When Jim first asked how this beautifully designed book was going, I replied, “Boy, is it written!” The prose, so flowery yet so sparse and so consistently poetic took some real getting used to and at first I felt like it was getting in the way of the story. Like old English or poetry, once I'd grown accustomed to Yannick Murphy's voice, I found myself completely immersed in her world.
Largely autobiographical, Here They Come tells the story of a young girl and her eccentric family–but they're not eccentric in a quaint way: her mother is a melodramatic mess; her weakened grandmother painfully sleeps in a chair all day; her volatile brother wears his silk chinese robe and laments his failed relationships; and her sisters all try to live a normal life as possible in an usual environment, to say the least. Their film editor/scoundrel narcissist of a father has left them destitute and alone for another woman only referred to as “the slut”.
The story takes place in the 1970s Lower East Side, when a family could manage to live on the island of Manhattan without paying thousands and thousands in rent.The family's lives are shown in snippets, like sudden memories, and are sometimes extremely moving.

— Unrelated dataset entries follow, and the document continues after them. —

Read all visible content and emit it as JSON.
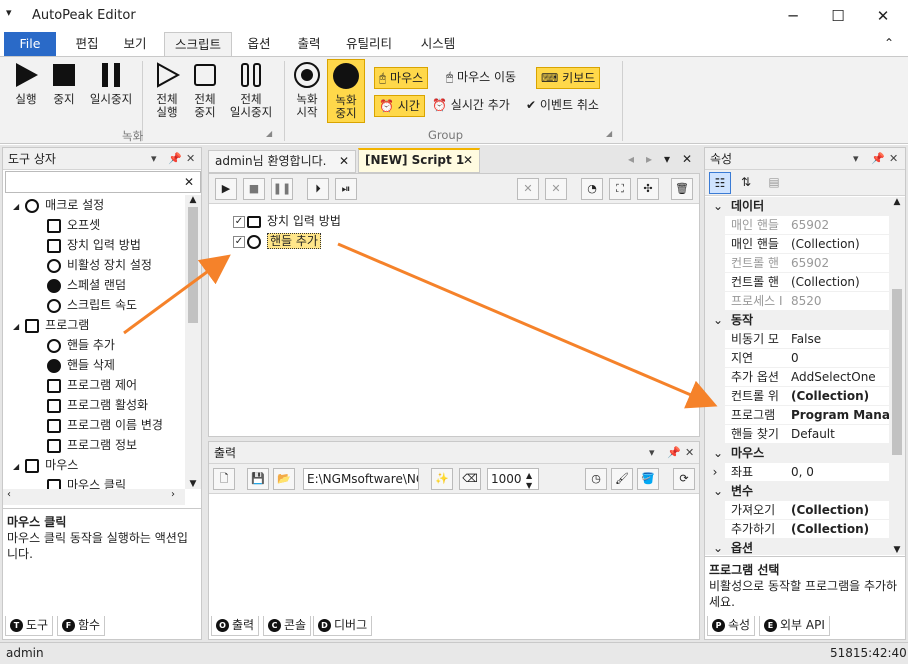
{
  "app": {
    "title": "AutoPeak Editor"
  },
  "ribbon_tabs": [
    "File",
    "편집",
    "보기",
    "스크립트",
    "옵션",
    "출력",
    "유틸리티",
    "시스템"
  ],
  "ribbon": {
    "record_group_label": "녹화",
    "group2_label": "Group",
    "run": "실행",
    "stop": "중지",
    "pause": "일시중지",
    "all_run": [
      "전체",
      "실행"
    ],
    "all_stop": [
      "전체",
      "중지"
    ],
    "all_pause": [
      "전체",
      "일시중지"
    ],
    "rec_start": [
      "녹화",
      "시작"
    ],
    "rec_stop": [
      "녹화",
      "중지"
    ],
    "mouse": "마우스",
    "mouse_move": "마우스 이동",
    "keyboard": "키보드",
    "time": "시간",
    "realtime_add": "실시간 추가",
    "event_cancel": "이벤트 취소"
  },
  "toolbox": {
    "title": "도구 상자",
    "items": [
      {
        "label": "매크로 설정",
        "level": 0,
        "icon": "globe-icon"
      },
      {
        "label": "오프셋",
        "level": 1,
        "icon": "offset-icon"
      },
      {
        "label": "장치 입력 방법",
        "level": 1,
        "icon": "device-input-icon"
      },
      {
        "label": "비활성 장치 설정",
        "level": 1,
        "icon": "crosshair-icon"
      },
      {
        "label": "스페셜 랜덤",
        "level": 1,
        "icon": "infinity-icon"
      },
      {
        "label": "스크립트 속도",
        "level": 1,
        "icon": "speed-icon"
      },
      {
        "label": "프로그램",
        "level": 0,
        "icon": "program-icon"
      },
      {
        "label": "핸들 추가",
        "level": 1,
        "icon": "crosshair-icon"
      },
      {
        "label": "핸들 삭제",
        "level": 1,
        "icon": "handle-delete-icon"
      },
      {
        "label": "프로그램 제어",
        "level": 1,
        "icon": "laptop-icon"
      },
      {
        "label": "프로그램 활성화",
        "level": 1,
        "icon": "activate-icon"
      },
      {
        "label": "프로그램 이름 변경",
        "level": 1,
        "icon": "rename-icon"
      },
      {
        "label": "프로그램 정보",
        "level": 1,
        "icon": "search-icon"
      },
      {
        "label": "마우스",
        "level": 0,
        "icon": "mouse-icon"
      },
      {
        "label": "마우스 클릭",
        "level": 1,
        "icon": "click-icon"
      }
    ],
    "desc_title": "마우스 클릭",
    "desc_text": "마우스 클릭 동작을 실행하는 액션입니다.",
    "tabs": [
      "도구",
      "함수"
    ]
  },
  "editor": {
    "tabs": [
      "admin님 환영합니다.",
      "[NEW] Script 1"
    ],
    "script_items": [
      "장치 입력 방법",
      "핸들 추가"
    ]
  },
  "output": {
    "title": "출력",
    "path": "E:\\NGMsoftware\\NG",
    "number": "1000",
    "tabs": [
      "출력",
      "콘솔",
      "디버그"
    ]
  },
  "properties": {
    "title": "속성",
    "rows": [
      {
        "type": "cat",
        "name": "데이터"
      },
      {
        "type": "prop",
        "name": "매인 핸들",
        "value": "65902",
        "muted": true
      },
      {
        "type": "prop",
        "name": "매인 핸들",
        "value": "(Collection)"
      },
      {
        "type": "prop",
        "name": "컨트롤 핸",
        "value": "65902",
        "muted": true
      },
      {
        "type": "prop",
        "name": "컨트롤 핸",
        "value": "(Collection)"
      },
      {
        "type": "prop",
        "name": "프로세스 I",
        "value": "8520",
        "muted": true
      },
      {
        "type": "cat",
        "name": "동작"
      },
      {
        "type": "prop",
        "name": "비동기 모",
        "value": "False"
      },
      {
        "type": "prop",
        "name": "지연",
        "value": "0"
      },
      {
        "type": "prop",
        "name": "추가 옵션",
        "value": "AddSelectOne"
      },
      {
        "type": "prop",
        "name": "컨트롤 위",
        "value": "(Collection)",
        "bold": true
      },
      {
        "type": "prop",
        "name": "프로그램",
        "value": "Program Manag",
        "bold": true
      },
      {
        "type": "prop",
        "name": "핸들 찾기",
        "value": "Default"
      },
      {
        "type": "cat",
        "name": "마우스"
      },
      {
        "type": "prop",
        "name": "좌표",
        "value": "0, 0",
        "expand": true
      },
      {
        "type": "cat",
        "name": "변수"
      },
      {
        "type": "prop",
        "name": "가져오기",
        "value": "(Collection)",
        "bold": true
      },
      {
        "type": "prop",
        "name": "추가하기",
        "value": "(Collection)",
        "bold": true
      },
      {
        "type": "cat",
        "name": "옵션"
      }
    ],
    "desc_title": "프로그램 선택",
    "desc_text": "비활성으로 동작할 프로그램을 추가하세요.",
    "tabs": [
      "속성",
      "외부 API"
    ]
  },
  "status": {
    "user": "admin",
    "clock": "51815:42:40"
  },
  "colors": {
    "accent": "#2a6ac8",
    "highlight": "#ffd84a",
    "arrow": "#f5822a"
  }
}
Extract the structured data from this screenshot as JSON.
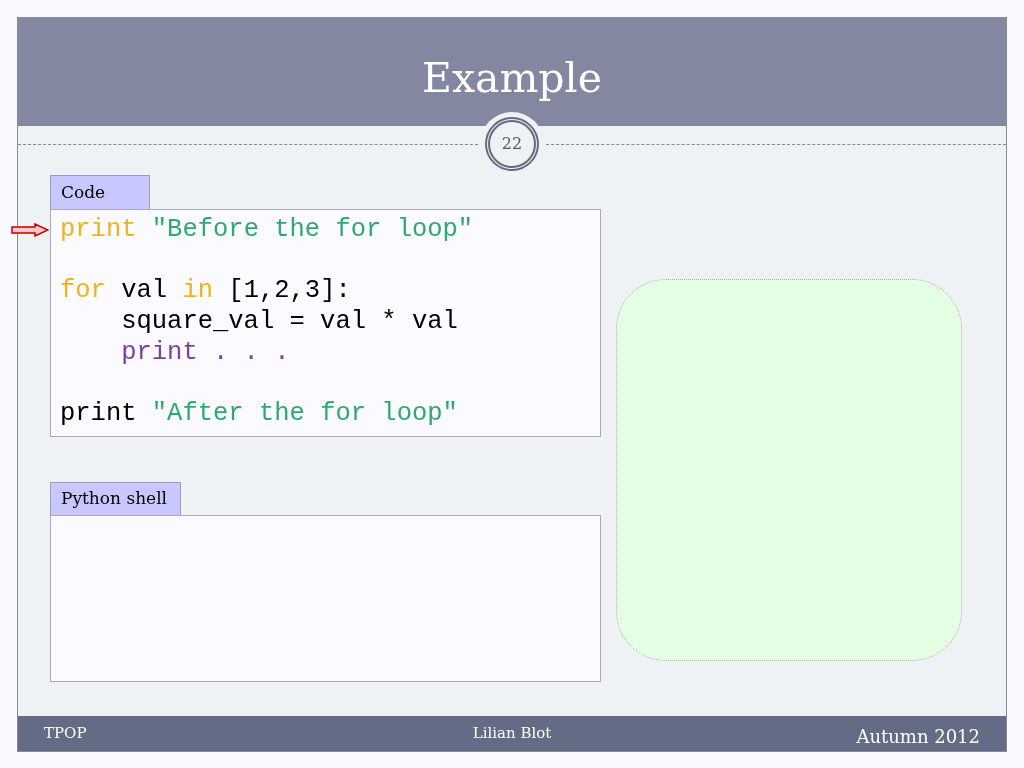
{
  "slide": {
    "title": "Example",
    "page_number": "22"
  },
  "code_panel": {
    "tab": "Code",
    "lines": [
      {
        "kind": "code",
        "current": true,
        "tokens": [
          {
            "text": "print",
            "color": "#f0b21e"
          },
          {
            "text": "\"Before the for loop\"",
            "color": "#2faa6e"
          }
        ]
      },
      {
        "kind": "blank"
      },
      {
        "kind": "code",
        "current": false,
        "tokens": [
          {
            "text": "for",
            "color": "#f0b21e"
          },
          {
            "text": "val",
            "color": "#000000"
          },
          {
            "text": "in",
            "color": "#f0b21e"
          },
          {
            "text": "[1,2,3]:",
            "color": "#000000"
          }
        ],
        "children": [
          {
            "kind": "code",
            "current": false,
            "tokens": [
              {
                "text": "square_val = val * val",
                "color": "#000000"
              }
            ]
          },
          {
            "kind": "code",
            "current": false,
            "tokens": [
              {
                "text": "print . . .",
                "color": "#7e3f9f"
              }
            ]
          }
        ]
      },
      {
        "kind": "blank"
      },
      {
        "kind": "code",
        "current": false,
        "tokens": [
          {
            "text": "print",
            "color": "#000000"
          },
          {
            "text": "\"After the for loop\"",
            "color": "#2faa6e"
          }
        ]
      }
    ]
  },
  "shell_panel": {
    "tab": "Python shell"
  },
  "footer": {
    "left": "TPOP",
    "center": "Lilian Blot",
    "right": "Autumn 2012"
  }
}
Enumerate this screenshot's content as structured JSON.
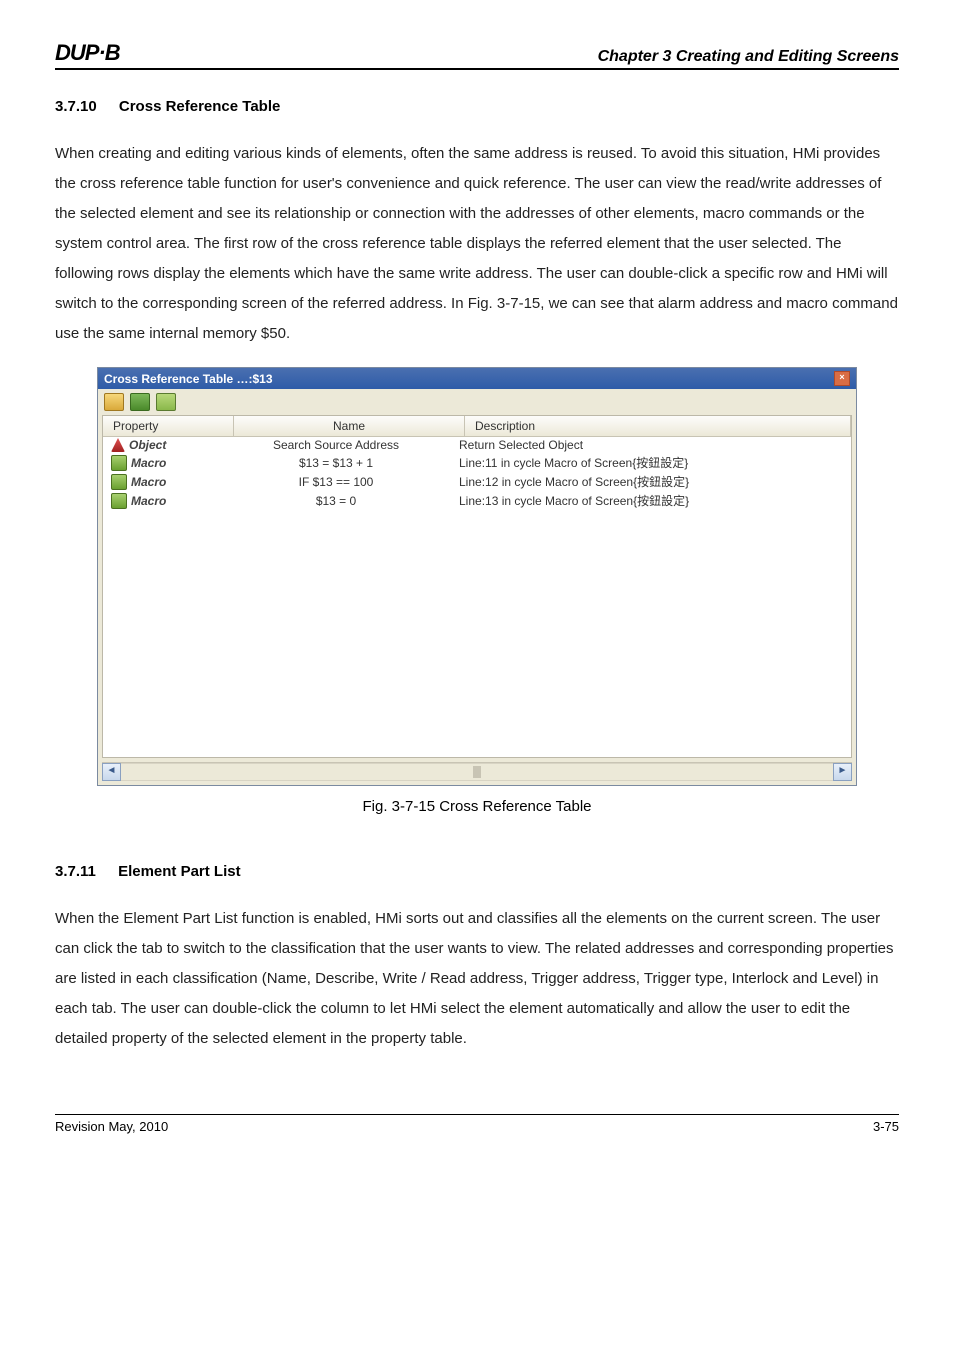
{
  "header": {
    "logo": "DUP·B",
    "chapter": "Chapter 3 Creating and Editing Screens"
  },
  "section1": {
    "number": "3.7.10",
    "title": "Cross Reference Table",
    "paragraph": "When creating and editing various kinds of elements, often the same address is reused. To avoid this situation, HMi provides the cross reference table function for user's convenience and quick reference. The user can view the read/write addresses of the selected element and see its relationship or connection with the addresses of other elements, macro commands or the system control area. The first row of the cross reference table displays the referred element that the user selected. The following rows display the elements which have the same write address. The user can double-click a specific row and HMi will switch to the corresponding screen of the referred address. In Fig. 3-7-15, we can see that alarm address and macro command use the same internal memory $50."
  },
  "window": {
    "title": "Cross Reference Table …:$13",
    "columns": {
      "property": "Property",
      "name": "Name",
      "description": "Description"
    },
    "rows": [
      {
        "icon": "obj",
        "property": "Object",
        "name": "Search Source Address",
        "description": "Return Selected Object"
      },
      {
        "icon": "macro",
        "property": "Macro",
        "name": "$13 = $13 + 1",
        "description": "Line:11  in cycle Macro of Screen{按鈕設定}"
      },
      {
        "icon": "macro",
        "property": "Macro",
        "name": "IF $13 == 100",
        "description": "Line:12  in cycle Macro of Screen{按鈕設定}"
      },
      {
        "icon": "macro",
        "property": "Macro",
        "name": "$13 = 0",
        "description": "Line:13  in cycle Macro of Screen{按鈕設定}"
      }
    ]
  },
  "figure_caption": "Fig. 3-7-15 Cross Reference Table",
  "section2": {
    "number": "3.7.11",
    "title": "Element Part List",
    "paragraph": "When the Element Part List function is enabled, HMi sorts out and classifies all the elements on the current screen. The user can click the tab to switch to the classification that the user wants to view. The related addresses and corresponding properties are listed in each classification (Name, Describe, Write / Read address, Trigger address, Trigger type, Interlock and Level) in each tab. The user can double-click the column to let HMi select the element automatically and allow the user to edit the detailed property of the selected element in the property table."
  },
  "footer": {
    "left": "Revision May, 2010",
    "right": "3-75"
  }
}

This is Murphy's third novel and had trouble finding a publisher until McSweeney's picked it up. Many reviews describe it as a story of a girl who can bend spoons, which is true, but that's really misleading and not at all indicative of the tone of this dreamlike trip down memory lane–it's not sci fi and barely magical realism.